  2. Reach out to people around you. If you feel isolated, make it a priority to work on your relationships with others. Exchange friendly words with neighbors or coworkers. Write holiday cards to loved ones. Call or video chat old acquaintances. Attend a holiday event. Connecting with others strengthens bonds and can help you feel less lonely. Engaging in fun or exciting activities will also distract you from negative thoughts and allow you to focus on building a supportive network.
  3. Practice self-care. Focus on taking special care of yourself. Take time to implement healthy habits like exercising, getting enough sleep, and eating nutritiously. Engage in activities that you enjoy. That might include reading a good book, relaxing with a warm bath, learning something new, or devoting time to a favorite hobby. Good self-care habits will keep you entertained and boost your mood.
  4. Redefine your expectations. Many people have high expectations for this time of year. Popular culture portrays the holiday season as synonymous with spending time with close family, friends, and romantic partners. But no matter what culture tells us, that’s simply not true for everyone – and that’s OK. Focus on the good things you have in your life instead of comparing yourself to how you think others are spending the holidays.
  5. Give back to your community. Volunteering to support a cause you believe in is a great way to feel less lonely during the holidays (or any other time). Helping others who are less fortunate can remind you of all you have to be grateful for and leave you with a sense of love and admiration for yourself. Soup kitchens, animal shelters, senior assisted living homes, or organizations such as Toys for Tots are all excellent volunteer options this time of year. You can also reach out to neighbors or friends who are experiencing hardship. These experiences can also help cultivate gratitude, which can make you feel better about your situation.

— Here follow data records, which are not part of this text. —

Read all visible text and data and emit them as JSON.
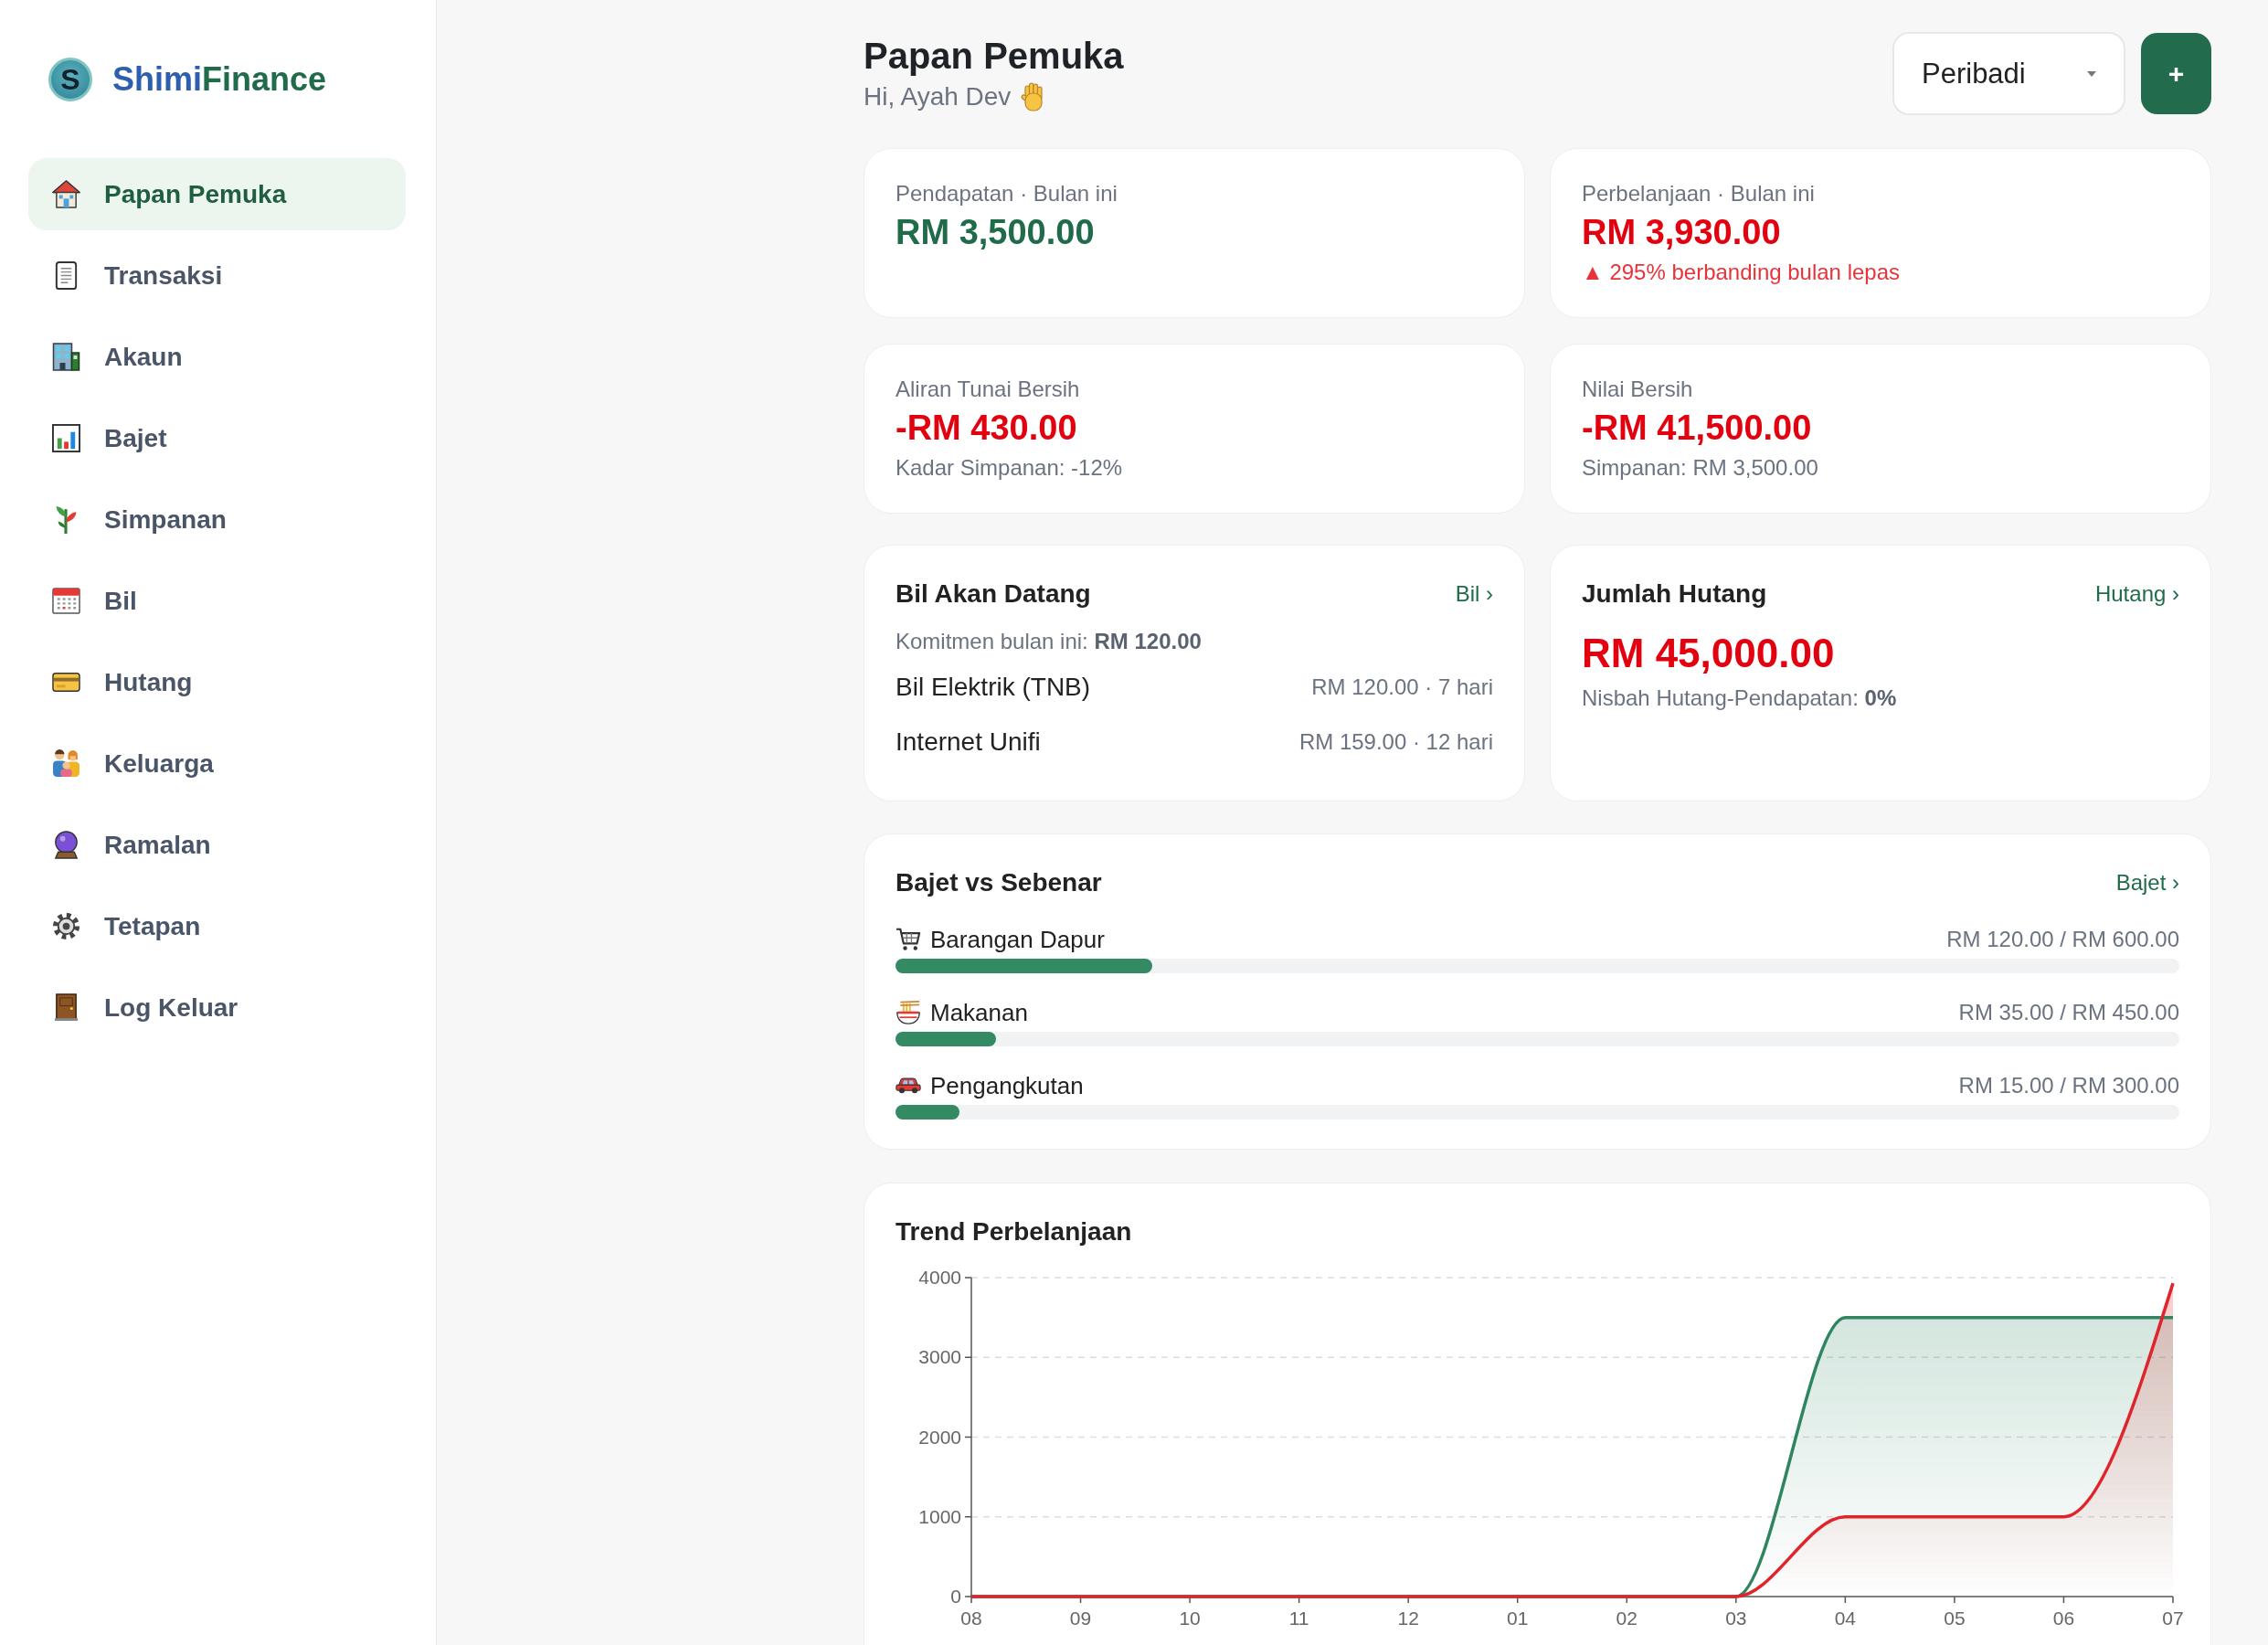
{
  "sidebar": {
    "brand": {
      "mark": "S",
      "name_start": "Shimi",
      "name_end": "Finance"
    },
    "items": [
      {
        "label": "Papan Pemuka",
        "selected": true
      },
      {
        "label": "Transaksi",
        "selected": false
      },
      {
        "label": "Akaun",
        "selected": false
      },
      {
        "label": "Bajet",
        "selected": false
      },
      {
        "label": "Simpanan",
        "selected": false
      },
      {
        "label": "Bil",
        "selected": false
      },
      {
        "label": "Hutang",
        "selected": false
      },
      {
        "label": "Keluarga",
        "selected": false
      },
      {
        "label": "Ramalan",
        "selected": false
      },
      {
        "label": "Tetapan",
        "selected": false
      },
      {
        "label": "Log Keluar",
        "selected": false
      }
    ]
  },
  "header": {
    "title": "Papan Pemuka",
    "greeting": "Hi, Ayah Dev",
    "profile_select": {
      "value": "Peribadi"
    },
    "add_button": "+"
  },
  "stat_cards": [
    {
      "label": "Pendapatan · Bulan ini",
      "value": "RM 3,500.00",
      "color": "#1f6b4a"
    },
    {
      "label": "Perbelanjaan · Bulan ini",
      "value": "RM 3,930.00",
      "color": "#e3000f",
      "note": {
        "text": "▲ 295% berbanding bulan lepas",
        "color": "#e8333a"
      }
    },
    {
      "label": "Aliran Tunai Bersih",
      "value": "-RM 430.00",
      "color": "#e3000f",
      "note": {
        "text": "Kadar Simpanan: -12%",
        "color": "#6b7280"
      }
    },
    {
      "label": "Nilai Bersih",
      "value": "-RM 41,500.00",
      "color": "#e3000f",
      "note": {
        "text": "Simpanan: RM 3,500.00",
        "color": "#6b7280"
      }
    }
  ],
  "upcoming_bills": {
    "title": "Bil Akan Datang",
    "link": "Bil ›",
    "summary": "Komitmen bulan ini: **RM 120.00**",
    "items": [
      {
        "name": "Bil Elektrik (TNB)",
        "detail": "RM 120.00 · 7 hari"
      },
      {
        "name": "Internet Unifi",
        "detail": "RM 159.00 · 12 hari"
      }
    ]
  },
  "total_debt": {
    "title": "Jumlah Hutang",
    "link": "Hutang ›",
    "amount": "RM 45,000.00",
    "ratio": "Nisbah Hutang-Pendapatan: **0%**"
  },
  "budget": {
    "title": "Bajet vs Sebenar",
    "link": "Bajet ›",
    "items": [
      {
        "name": "Barangan Dapur",
        "amount": "RM 120.00 / RM 600.00",
        "level": 0.2
      },
      {
        "name": "Makanan",
        "amount": "RM 35.00 / RM 450.00",
        "level": 0.078
      },
      {
        "name": "Pengangkutan",
        "amount": "RM 15.00 / RM 300.00",
        "level": 0.05
      }
    ]
  },
  "spending_trend": {
    "title": "Trend Perbelanjaan",
    "chart_data": {
      "type": "area",
      "categories": [
        "08",
        "09",
        "10",
        "11",
        "12",
        "01",
        "02",
        "03",
        "04",
        "05",
        "06",
        "07"
      ],
      "series": [
        {
          "color": "#2e8560",
          "values": [
            0,
            0,
            0,
            0,
            0,
            0,
            0,
            0,
            3500,
            3500,
            3500,
            3500
          ]
        },
        {
          "color": "#e0242b",
          "values": [
            0,
            0,
            0,
            0,
            0,
            0,
            0,
            0,
            1000,
            1000,
            1000,
            3930
          ]
        }
      ],
      "ylim": [
        0,
        4000
      ],
      "yticks": [
        0,
        1000,
        2000,
        3000,
        4000
      ],
      "grid": true
    }
  }
}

The holidays can be challenging. Whether you are dealing with the loss of a loved one, isolated from others because of the pandemic, or simply far away from family and friends, there are ways that you can cope with feelings of loneliness and take care of your mental wellbeing. By keeping these tips in mind or sharing them with anyone you feel may be at risk of experiencing loneliness, you can #BeTheDifference for yourself and others this holiday season.

For more information and tips around how to cope during the holiday season , read these blogs from Mental Health First Aid:

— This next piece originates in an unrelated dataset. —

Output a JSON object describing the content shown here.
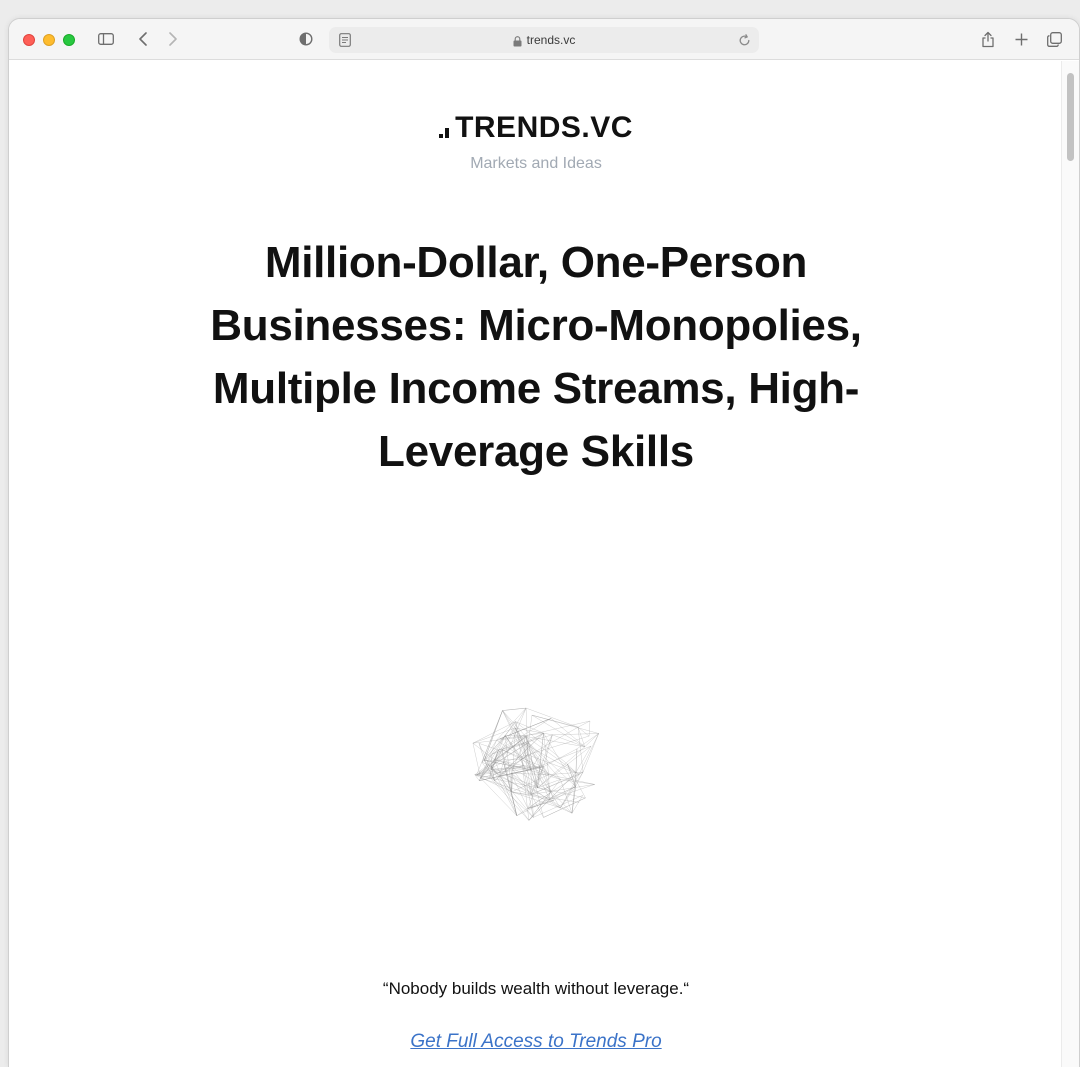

  1. Mental Health During the Holidays: Five Tips to Ease the Struggle
  2. How to Cope with Physical Distancing During the Holidays
  3. How to Support Your Loved One With a Mental Illness During the Holidays
  4. Four Tips to Manage Social Anxiety this Holiday Season
  5. Coping with an Eating Disorder During the Holidays



Cuncic, A. (2020, November 25). How to Cope When You Are Alone on Thanksgiving. Verywell Mind. Retrieved November 19, 2021, from

Health Resources & Services Administration. (2019, January). The “Loneliness Epidemic.” Retrieved November 29, 2021, from

Hurst, A. (2020, November 17). More than 1 in 10 Americans feel extreme loneliness heading into winter holidays, primarily driven by pandemic isolation. ValuePenguin. Retrieved from

Morava, M., & Andrew, S. (2021, April 17). Loneliness won’t end when the pandemic ends. CNN. Retrieved from

Scott, E. (2020, December 9). Dealing with Loneliness During the Holiday Season. Verywell Mind. Retrieved from

Tartakovsky, M. (2013, December 16). Coping with loneliness during the holidays. Psych Central. Retrieved from

Get the latest MHFA blogs, news and updates delivered directly to your inbox so you never miss a post.

This field is for validation purposes and should be left unchanged.